This report was commissioned as part of the Accountability After Economic Crisis project – a three- year initiative funded by the Economic & Social Research Council (ESRC-ES/M011321/1). Members of the project are based at City, University of London, Queens University Belfast, and the University of Kent. The project explores the policies of accountability deployed in the aftermath of the global 2008 economic recession (the ‘Great Recession’). Using six case studies (Cyprus, Greece, Iceland, Ireland, Portugal, and Spain), we approach political accountability through a comparative and thematic framework that focuses on the use of specific tools of accountability following the financial crisis. The policies of accountability include prosecutions, fact-finding commissions and truth commissions and official apologies. At base, the project hopes to make contributions both to the theory of ‘crisis governance’ as well as to the practice of how governments react to economic crises. More than 100 elected officials, civil servants, academics, journalists, and activists were interviewed for the project. We also developed a novel database with prosecutions, truth commissions and apologies in the aftermath of the crisis in the six countries. Drawing on a experts’ testimonies and the use of a new database, the project provides policy makers with concrete advice for pursuing accountability in future economic crises. The country reports have a wide readership envisioned, including policy makers in all countries and at various levels of government (including international bodies); scholars; activists; and journalists. They have been written without academic jargon, and in both English and relevant local languages, to facilitate their practical utility.

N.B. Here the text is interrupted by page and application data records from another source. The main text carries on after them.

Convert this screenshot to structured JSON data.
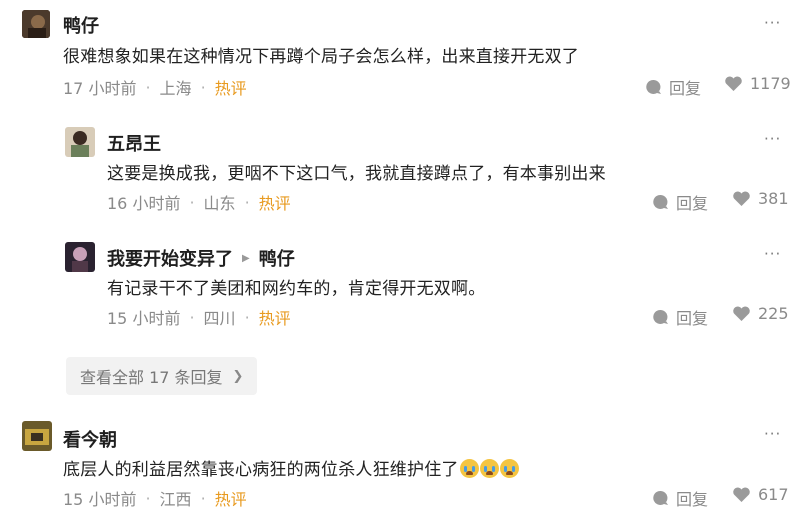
{
  "comments": [
    {
      "name": "鸭仔",
      "text": "很难想象如果在这种情况下再蹲个局子会怎么样，出来直接开无双了",
      "time": "17 小时前",
      "location": "上海",
      "badge": "热评",
      "reply_label": "回复",
      "likes": "1179",
      "more_icon": "···"
    },
    {
      "name": "五昂王",
      "text": "这要是换成我，更咽不下这口气，我就直接蹲点了，有本事别出来",
      "time": "16 小时前",
      "location": "山东",
      "badge": "热评",
      "reply_label": "回复",
      "likes": "381",
      "more_icon": "···"
    },
    {
      "name": "我要开始变异了",
      "reply_to": "鸭仔",
      "text": "有记录干不了美团和网约车的，肯定得开无双啊。",
      "time": "15 小时前",
      "location": "四川",
      "badge": "热评",
      "reply_label": "回复",
      "likes": "225",
      "more_icon": "···"
    },
    {
      "name": "看今朝",
      "text": "底层人的利益居然靠丧心病狂的两位杀人狂维护住了",
      "time": "15 小时前",
      "location": "江西",
      "badge": "热评",
      "reply_label": "回复",
      "likes": "617",
      "more_icon": "···"
    }
  ],
  "view_all_replies": "查看全部 17 条回复",
  "view_all_chevron": "❯",
  "separator": "·",
  "reply_arrow": "▶",
  "colors": {
    "hot": "#e89a1f",
    "meta": "#8a8a8a",
    "button_bg": "#f2f2f2"
  },
  "icons": {
    "reply": "speech-bubble-icon",
    "like": "heart-icon",
    "more": "more-dots-icon",
    "emoji": "crying-face-emoji"
  }
}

|Publisher||Economic & Social Research Council|
|Number of pages||33|
|Publication status||Published - Mar 2018|